Installing a sidewalk can be easy or complicated, but it typically boils down to funding. Below are a few tips to help guide you to getting your sidewalk built. First you need to find out who owns the street (City, County, State, etc.). Then you need to check for two very important things:
- right-of-way: Is there enough public right of way on your street to fit a sidewalk? The state standard sidewalk width is 5′ so you will first need to check to make sure that there is 5′ of public right of way along the roadside where the sidewalk can be installed. There are several ways to find out where the public right-of-way line is. You can contact your municipality and request the line be staked out, which could take a week or so. Or, in most cases, telephone or utility poles are located at the edge of the public right of way, so if there is at least 5′ between the roadway, and a public utility poles then it is likely a sidewalk can be installed easily.
- drainage: In Florida, drainage is critical.

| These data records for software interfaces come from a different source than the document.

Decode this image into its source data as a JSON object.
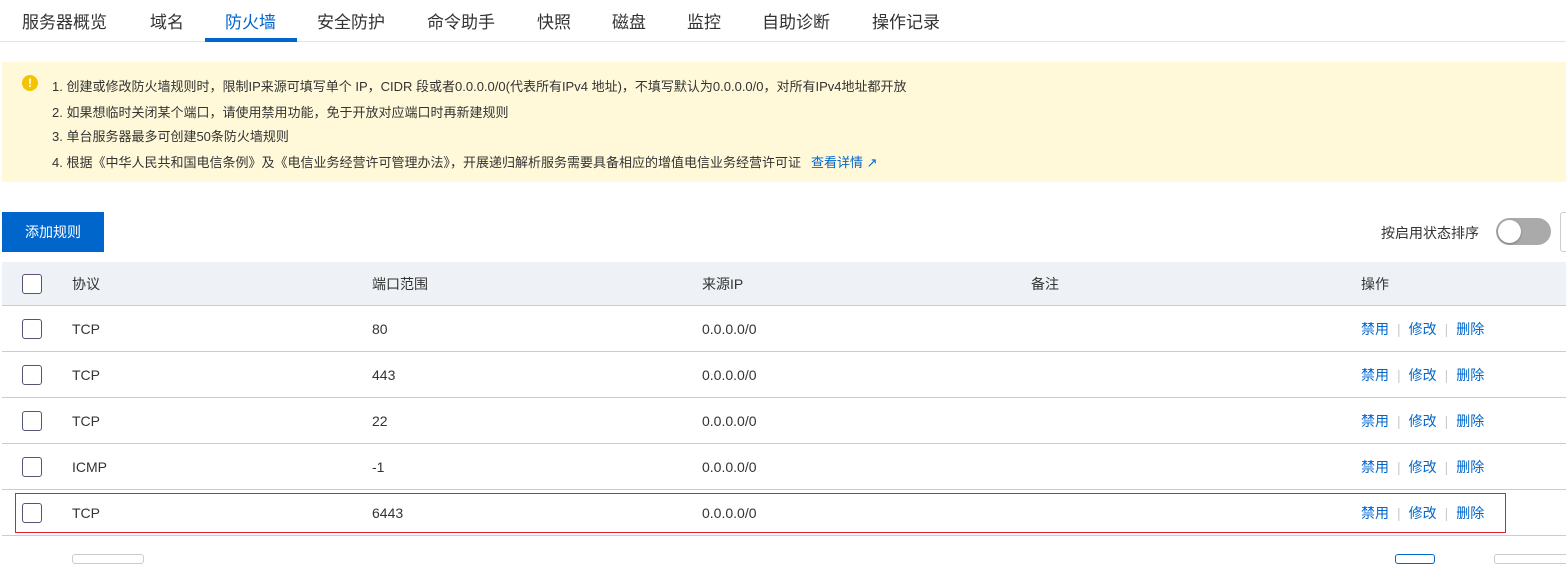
{
  "tabs": [
    "服务器概览",
    "域名",
    "防火墙",
    "安全防护",
    "命令助手",
    "快照",
    "磁盘",
    "监控",
    "自助诊断",
    "操作记录"
  ],
  "active_tab": "防火墙",
  "notice": {
    "lines": [
      "1. 创建或修改防火墙规则时，限制IP来源可填写单个 IP，CIDR 段或者0.0.0.0/0(代表所有IPv4 地址)，不填写默认为0.0.0.0/0，对所有IPv4地址都开放",
      "2. 如果想临时关闭某个端口，请使用禁用功能，免于开放对应端口时再新建规则",
      "3. 单台服务器最多可创建50条防火墙规则",
      "4. 根据《中华人民共和国电信条例》及《电信业务经营许可管理办法》，开展递归解析服务需要具备相应的增值电信业务经营许可证"
    ],
    "link": "查看详情"
  },
  "toolbar": {
    "add_rule": "添加规则",
    "sort_label": "按启用状态排序",
    "sort_enabled": false
  },
  "table": {
    "headers": {
      "protocol": "协议",
      "port": "端口范围",
      "source": "来源IP",
      "remark": "备注",
      "actions": "操作"
    },
    "rows": [
      {
        "protocol": "TCP",
        "port": "80",
        "source": "0.0.0.0/0",
        "remark": ""
      },
      {
        "protocol": "TCP",
        "port": "443",
        "source": "0.0.0.0/0",
        "remark": ""
      },
      {
        "protocol": "TCP",
        "port": "22",
        "source": "0.0.0.0/0",
        "remark": ""
      },
      {
        "protocol": "ICMP",
        "port": "-1",
        "source": "0.0.0.0/0",
        "remark": ""
      },
      {
        "protocol": "TCP",
        "port": "6443",
        "source": "0.0.0.0/0",
        "remark": ""
      }
    ],
    "actions": {
      "disable": "禁用",
      "edit": "修改",
      "delete": "删除"
    }
  }
}
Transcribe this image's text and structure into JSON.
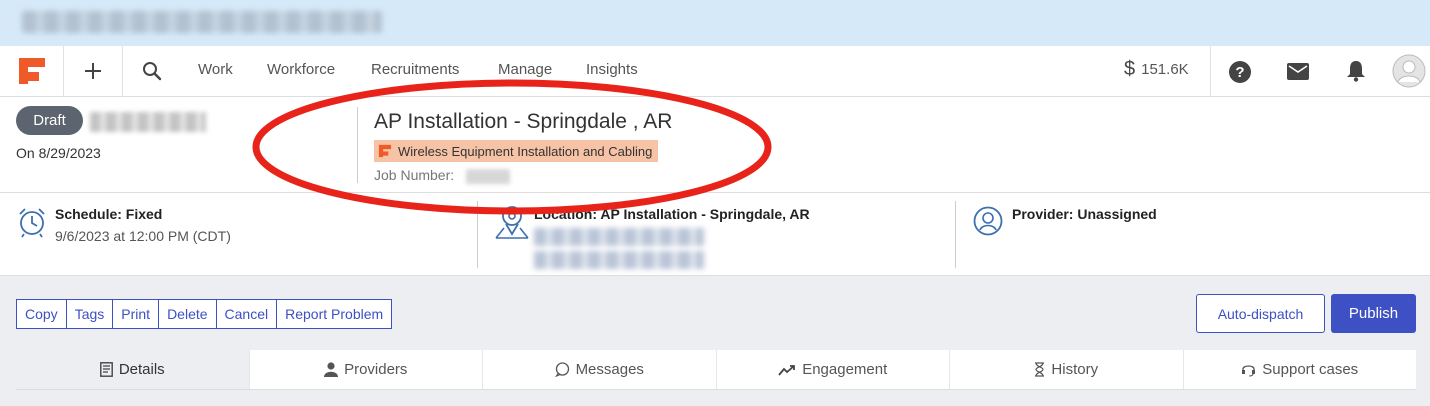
{
  "nav": {
    "links": [
      "Work",
      "Workforce",
      "Recruitments",
      "Manage",
      "Insights"
    ],
    "balance": "151.6K",
    "icons": [
      "logo-icon",
      "plus-icon",
      "search-icon",
      "dollar-icon",
      "help-icon",
      "mail-icon",
      "bell-icon",
      "avatar-icon"
    ]
  },
  "header": {
    "status": "Draft",
    "date": "On 8/29/2023",
    "title": "AP Installation - Springdale , AR",
    "type_tag": "Wireless Equipment Installation and Cabling",
    "job_number_label": "Job Number:"
  },
  "info": {
    "schedule_label": "Schedule: Fixed",
    "schedule_value": "9/6/2023 at 12:00 PM  (CDT)",
    "location_label": "Location: AP Installation - Springdale, AR",
    "provider_label": "Provider: Unassigned"
  },
  "actions": {
    "buttons": [
      "Copy",
      "Tags",
      "Print",
      "Delete",
      "Cancel",
      "Report Problem"
    ],
    "auto_dispatch": "Auto-dispatch",
    "publish": "Publish"
  },
  "tabs": [
    "Details",
    "Providers",
    "Messages",
    "Engagement",
    "History",
    "Support cases"
  ],
  "colors": {
    "accent": "#3d50c4",
    "brand": "#f05a28",
    "tag_bg": "#f7c3a6",
    "annotation": "#e8231a"
  }
}
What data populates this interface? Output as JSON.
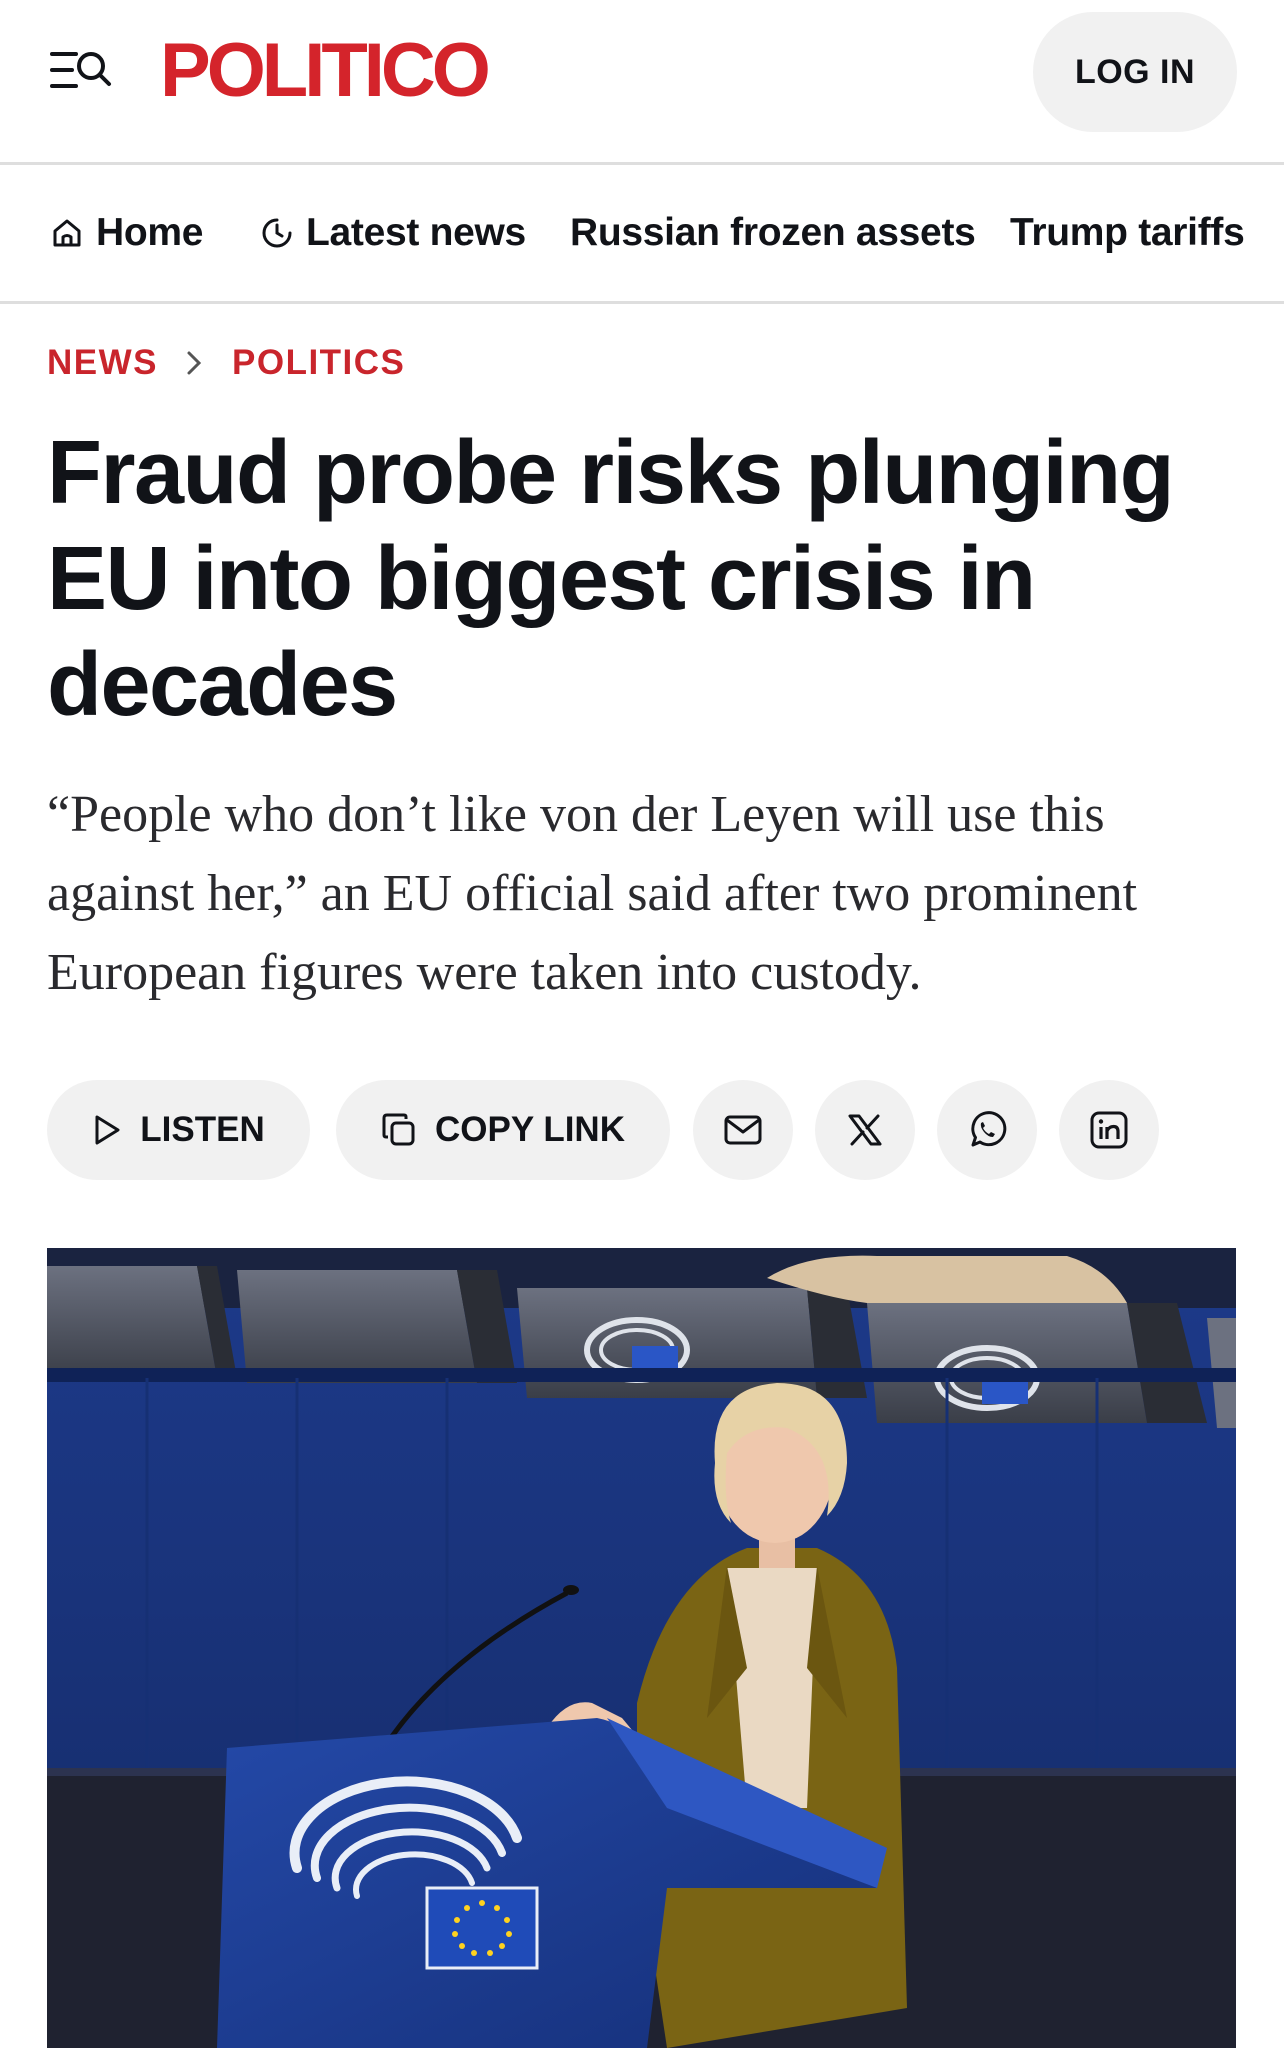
{
  "header": {
    "logo_text": "POLITICO",
    "login_label": "LOG IN",
    "icons": {
      "menu": "menu-search-icon"
    },
    "colors": {
      "brand_red": "#d4242b"
    }
  },
  "nav": {
    "items": [
      {
        "label": "Home",
        "icon": "home-icon"
      },
      {
        "label": "Latest news",
        "icon": "clock-icon"
      },
      {
        "label": "Russian frozen assets"
      },
      {
        "label": "Trump tariffs"
      }
    ]
  },
  "breadcrumb": {
    "items": [
      "NEWS",
      "POLITICS"
    ],
    "separator_icon": "chevron-right-icon",
    "color": "#c9252c"
  },
  "article": {
    "headline": "Fraud probe risks plunging EU into biggest crisis in decades",
    "dek": "“People who don’t like von der Leyen will use this against her,” an EU official said after two prominent European figures were taken into custody."
  },
  "share": {
    "listen_label": "LISTEN",
    "copy_link_label": "COPY LINK",
    "icons": [
      "play-icon",
      "copy-icon",
      "mail-icon",
      "x-icon",
      "whatsapp-icon",
      "linkedin-icon"
    ]
  },
  "photo": {
    "subject": "speaker-at-eu-parliament-podium-photo"
  }
}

Does your street have piped storm drains (curb and gutter), or does the rain water on the roadway slope into a ditch? If there is already piped storm drains, and there is enough right-of-way (see #1), then it will be easier to build a sidewalk. If there is an open ditch on the side of the road, it will likely need to be piped and covered before a sidewalk can be installed. Keep in mind: drainage work dramatically increases the cost of a typical sidewalk project, which can make-or-break your project.
- get informed: Talk to the governmental entity who owns the roadway. If you don’t already know who that is, click here to find out. There may be information you are unaware of that will be useful. Typically the local transportation division or department will be able to tell you if there are any future plans or if your street is on a list of future projects. If there are not any plans, they can record your request and help you get your project on the list.
- community support: Neighborhood support is crucial in getting a sidewalk built. It’s a good idea to make sure your neighbors are supportive before taking any more steps. A petition or letter of support from a neighborhood association, or a community group, will help bolster your case. The more people who support your project, the more likely it will happen.
Bike lanes come in many shapes, sizes and varieties. But each area might have its own standard. To learn more about the various types of cycling infrastructure, click here raquo; Below are some general guidelines to follow when you are interested in requesting bike lanes on your street.
Bike lanes are a little more complicated than sidewalks. The easiest way to install bike lanes is if you can fit them on the existing pavement without having to widen the pavement (pavement markings only). That doesn’t work on every road, though. If the lane widths on your street are 14′ wide or more (measuring from the center of the roadway, to the edge of the asphalt, then it is likely that bike lanes can be incorporated by just adding striping. If the lanes on your street are less than 14′, then consider requesting a shared-lane marking (also referred to as sharrows).
Note: If the pavement is old and cracking, then the new markings probably won’t stick, so striping the lanes could be a waste of time and money. You might need to wait until the roadway is resurfaced in order to incorporate the new markings.
Crosswalks (also referred to as pedestrian crossings) are different from bicycle lanes and sidewalks, in that they are not meant to be placed everywhere. This is because crosswalks are planned conflict points and the design and analysis that goes into determining where a crosswalk is placed, what types of engineering treatments will be installed (signs, markings, flashing lights, etc.), in order to achieve the highest level of safety for people crossing the roadway. Here are some key things to remember about crosswalks, before you decide to request one from your local government:
- Simply installing pavement markings and signs alone do not guarantee safety. In fact, studies show that signs and markings alone (without additional treatments like lights, signals and enforcement) can actually decrease safety and increase crashes because signs and markings can give a pedestrian a false sense of security.
- If you are interested in installing a crosswalk in your community, you may request an engineering study to be completed by your local municipality or the entity who owns the roadway. In the study, they will evaluate if a designated crosswalk is needed, find a location where there is adequate visibility and sight distance for cars, and determine the most cost-efficient design to generate the highest level of safety. Depending on the design, this may include flashing warning lights that are activated by a push-button, or a traffic signal that brings cars to a complete stop.
- When crossing the roadway (even at a crosswalk), never assume you have the right of way. Always make eye contact with drivers and wait for the car in each lane to stop before stepping out. If there is a crosswalk nearby, use it! If there is not, you may cross at a side street intersection. Stand in a visible location and watch for approaching traffic. Be sure to give yourself enough time to cross.